2015 was a rollercoaster of emotions for Europeans. The Syriza Party’s victory in the Greek election in late January marked the beginning of an unnerving showdown over whether Greece would remain in the euro zone. The winner of the election, Alexis Tsipras, portrayed himself as Berlin’s adversary in a crucial battle over the future of Europe. But now, at the start of 2016, little remains of this revolutionary momentum. Mr. Tsipras is grudgingly implementing tough reforms, against both his declared will and that of a majority of Greeks, and in doing so he is saving his country from bankruptcy. He no longer qualifies as a leader of the anti-austerity movement.
On the other hand, the left-wing populist Podemos Party achieved a respectable result in Spain’s elections last month, although it was not nearly enough to put it in charge of the government. Still, Podemos is likely to bring about the tentative end of growth-promoting structural reforms in Spain. This would be unfortunate, because the country, with GDP growth of more than 3 percent this year, serves as a positive example of a successful reform policy. Spain has an export surplus, the budget deficit is shrinking and the situation in the labor market is beginning to improve. These successes will be jeopardized if a prolonged period of political instability begins now.
Italian Prime Minister Matteo Renzi is already interpreting the Spanish election result as a signal against an austerity policy that, as he says, primarily serves German interests.
Structural reform and fiscal consolidation, as backed by Germany, has been losing support across Europe for some time now. The message sent out by the decisions of 2015 isn’t one of continued austerity. Instead, the message is that no country will leave the euro. Lip service to the Stability and Growth Pact and a show of effort to comply with reform requirements are sufficient as quid pro quo for financial support. The most important thing is that appearances are preserved. The European Central Bank supports the protraction of the crisis with its zero interest-rate policy and its massive government bond-buying program.
The European project could be on the verge of a struggle for survival.
The strategy has not been unsuccessful.
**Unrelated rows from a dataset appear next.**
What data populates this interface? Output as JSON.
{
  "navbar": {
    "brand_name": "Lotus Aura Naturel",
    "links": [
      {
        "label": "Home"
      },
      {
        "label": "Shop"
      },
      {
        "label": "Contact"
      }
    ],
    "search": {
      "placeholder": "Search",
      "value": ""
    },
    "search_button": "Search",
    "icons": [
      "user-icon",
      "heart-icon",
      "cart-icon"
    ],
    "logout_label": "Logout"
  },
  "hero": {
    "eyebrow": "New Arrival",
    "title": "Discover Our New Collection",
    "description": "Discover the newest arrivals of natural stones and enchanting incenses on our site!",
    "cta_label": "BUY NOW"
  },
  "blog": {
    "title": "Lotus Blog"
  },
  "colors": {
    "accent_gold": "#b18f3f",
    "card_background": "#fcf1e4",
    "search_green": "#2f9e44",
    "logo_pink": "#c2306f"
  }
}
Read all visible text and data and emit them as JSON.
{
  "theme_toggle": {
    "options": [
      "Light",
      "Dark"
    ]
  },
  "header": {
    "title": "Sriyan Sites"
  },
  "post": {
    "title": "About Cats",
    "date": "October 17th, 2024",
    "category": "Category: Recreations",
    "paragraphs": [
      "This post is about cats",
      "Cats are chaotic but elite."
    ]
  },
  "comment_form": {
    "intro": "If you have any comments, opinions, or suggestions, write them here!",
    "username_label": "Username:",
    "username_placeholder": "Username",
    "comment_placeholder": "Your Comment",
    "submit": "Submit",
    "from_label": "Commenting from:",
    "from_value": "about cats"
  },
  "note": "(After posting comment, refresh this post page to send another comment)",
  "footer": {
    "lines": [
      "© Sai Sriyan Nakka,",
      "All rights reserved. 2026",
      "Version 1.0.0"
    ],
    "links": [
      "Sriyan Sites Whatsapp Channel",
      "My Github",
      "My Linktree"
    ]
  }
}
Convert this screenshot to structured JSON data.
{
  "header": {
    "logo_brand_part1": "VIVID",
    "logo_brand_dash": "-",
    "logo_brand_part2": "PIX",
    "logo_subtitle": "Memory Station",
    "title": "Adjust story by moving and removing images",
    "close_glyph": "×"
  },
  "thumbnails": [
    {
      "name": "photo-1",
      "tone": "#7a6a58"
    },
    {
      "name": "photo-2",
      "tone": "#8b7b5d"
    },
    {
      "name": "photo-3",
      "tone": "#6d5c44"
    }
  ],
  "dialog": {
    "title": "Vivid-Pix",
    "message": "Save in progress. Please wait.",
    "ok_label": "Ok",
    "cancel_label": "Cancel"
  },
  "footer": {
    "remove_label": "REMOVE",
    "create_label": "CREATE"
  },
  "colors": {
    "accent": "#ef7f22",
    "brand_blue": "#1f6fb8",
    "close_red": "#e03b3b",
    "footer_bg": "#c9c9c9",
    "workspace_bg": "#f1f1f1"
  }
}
The twin deficits of government budgets and current accounts, which highlighted the unsustainable economic policy of many euro countries at the beginning of the crisis, were reduced. The total budget deficit of all euro zone countries shrank from 6.3 percent of GDP in 2009 to only 2.6 percent in 2014. In other words, we are heading in the right direction, and zero interest rates, as long as they continue, are making it easier for governments to continue cleaning up their finances. A current account deficit of €152 billion ($166 billion) in 2008, the year before the crisis, was turned into a surplus of €213 billion by 2014.
The worst also seems to be over in the labor market. The unemployment rate in the euro zone peaked in 2013 and is currently at 10.7 percent. The ratio of the working population to those of working age is increasing again and is now at 68 percent. This is only three percentage points less than in the United States. Net incomes have also been on the rise again for the last three years.
What remains high is the debt burden. After reaching a high in 2010, private household and corporate debt has declined by only about 3 percentage points to roughly 165 percent of GDP. By contrast, government debt has increased from 68.5 percent of GDP in pre-crisis year 2008 to an estimated 94 percent in 2015, and it is only expected to decline slowly, starting in 2016.
The euro zone is on the road to improvement. Still, it will be a long time before economic momentum creates enough new jobs and government finances are healthy again. The question is whether the euro zone will manage to regain leeway on fiscal and monetary policy before the next economic downturn. Unfortunately, the pace of reform is expected to slow down in 2016.
The euro crisis probably will not play as prominent a role in 2016 in Europe’s political debate as it did in 2015. Other issues have come to the fore: the refugee crisis, the rise of populist, anti-Europe parties in large E.U. countries and the referendum over whether the United Kingdom will remain in the bloc. The European project could be on the verge of a struggle for survival. The fight will not become easier if Europe resigns itself to gradual economic decline instead of tackling decisive reforms.
The author is Managing Partner of the Handelsblatt Research Institute. You can reach him at: email@example.com